All living things are guided by an internal mechanism referred to as our biological clocks. Our internal clock tells us when to sleep, eat, wake and perform all of our other daily activities. Body clocks, or circadian rhythms, have been observed in a variety of organisms, including animals, plants, cyanobacteria and fungi. The term circadian comes from the Latin term circa, meaning “around” and dies or diem, meaning “day.” Internal clocks are highly important to an individual’s health as they help to regulate many bodily functions, such as eating and sleeping.
What Is an Internal Clock'
Internal biological clock, also referred to as a circadian rhythm, is a term used to describe the twenty-four hour cycle living organisms experience as the body adjusts from day (light) to night (dark) as the Earth rotates. An individual’s internal clock is constant and is generally determined by external stimuli and natural biological functions. An internal clock consists of three parts: a time-keeping mechanism, a method of receiving temperature, light and other environmental input and genes that aid the clock in managing the activity of other genes. Studies have shown that the genes responsible for running an internal clock include clock (clk), period (per), timeless (tim), doubletime (dbt), cycle (cyc) and frequency (frq), among others.
Why Is It Important'
When the internal clock is in sync with an individual’s daily patterns, activities required to sustain life stay more or less on schedule. For example, a person may awaken naturally around the same time each morning and become tired at the same time each night. Cravings for food may also begin at certain times during the day in which you typically eat meals or snacks. Internal programming in combination with external stimuli helps to keep the internal clock functioning smoothly, thus keeping the body healthy.
How and Why Is It Different Per Individual'
Internal clocks are hard-wired into our brain for survival but can differ among individuals. External factors can cause the internal clock to become modified. For example, individuals working the night shift may find it difficult to get proper rest at first as their internal clock is set to wake when it’s light and sleep when it’s dark. Internal clock modification can also affect travelers. As a person moves from time-zone to time-zone, their natural rhythm may become unbalanced, leading to jet lag. In this situation, the person may feel tired and could experience spurts of insomnia as their body adjusts to the new time-zone.
Can It Be Adjusted and If So, How'
At times, we may have the need to tweak our internal mechanism to better suit our lifestyle, such as getting up earlier for a new job. Repetition of several activities can help an individual to permanently adjust their internal clock. Individuals should continue to get a normal amount of sleep but shift their ordinary sleep pattern to properly separate wake-up time from sleep-time. Individuals can use certain tips to help them re-adjust their sleep time, such as blocking out all light from their bedroom. Upon waking up, the body should be immediately exposed to light, whether natural sunlight or artificial.

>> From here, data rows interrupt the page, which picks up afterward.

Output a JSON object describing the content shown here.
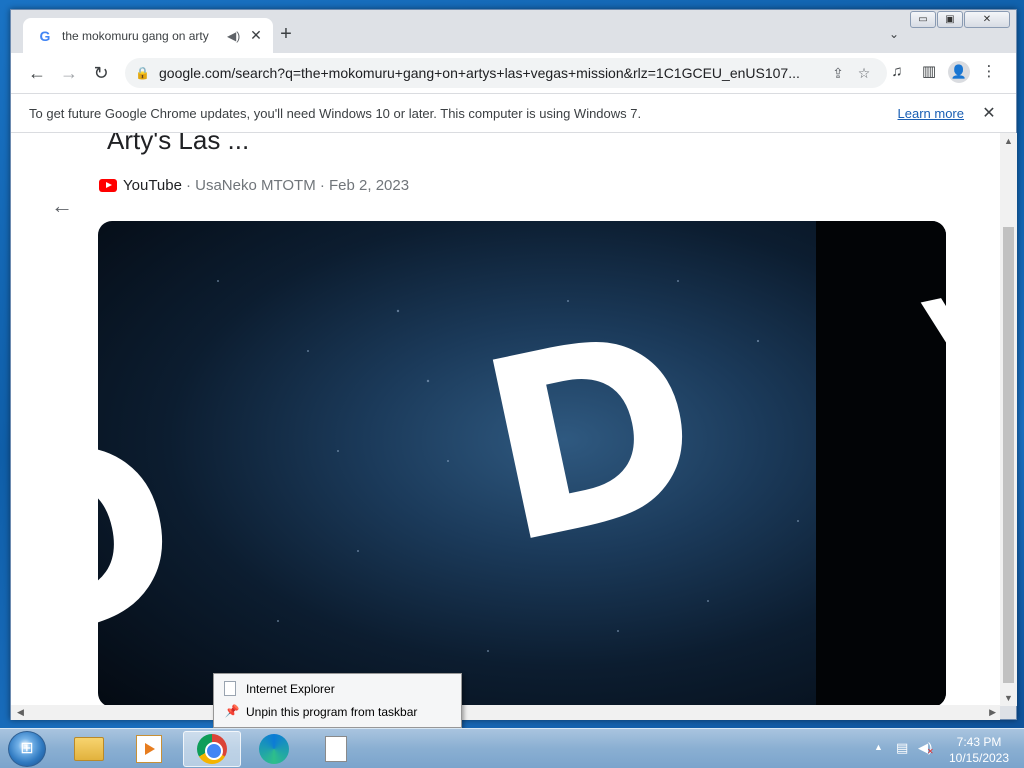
{
  "window": {
    "tab_title": "the mokomuru gang on arty",
    "new_tab": "+",
    "tab_close": "✕",
    "minimize": "▭",
    "restore": "▣",
    "close": "✕"
  },
  "toolbar": {
    "url": "google.com/search?q=the+mokomuru+gang+on+artys+las+vegas+mission&rlz=1C1GCEU_enUS107..."
  },
  "infobar": {
    "message": "To get future Google Chrome updates, you'll need Windows 10 or later. This computer is using Windows 7.",
    "learn_more": "Learn more",
    "dismiss": "✕"
  },
  "result": {
    "title": "Arty's Las ...",
    "source": "YouTube",
    "meta": "· UsaNeko MTOTM · Feb 2, 2023",
    "video_letters": [
      "D",
      "D",
      "V"
    ]
  },
  "context_menu": {
    "items": [
      {
        "label": "Internet Explorer",
        "icon": "page-icon"
      },
      {
        "label": "Unpin this program from taskbar",
        "icon": "pin-icon"
      }
    ]
  },
  "taskbar": {
    "time": "7:43 PM",
    "date": "10/15/2023",
    "apps": [
      "windows-explorer",
      "media-player",
      "chrome",
      "edge",
      "blank-window"
    ]
  },
  "colors": {
    "youtube_red": "#ff0000",
    "link_blue": "#1a5fb4",
    "taskbar": "#8aafd2"
  }
}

Internal biological clocks have been recognized in plants for nearly 300 years, but only towards the 1950s did scientists discover them in animals. In 1988, scientists established the first clock gene in mammals with the existence of mutant hamsters that had a 20-hour circadian rhythm. At the University of Utah in 2001, scientists found the first human clock gene while studying a rare inherited disorder. When mutated, the gene transforms individuals into extreme early birds, rising as early as 4:00 am. This discovery has urged scientists to better understand the genetic basis of the human circadian clock.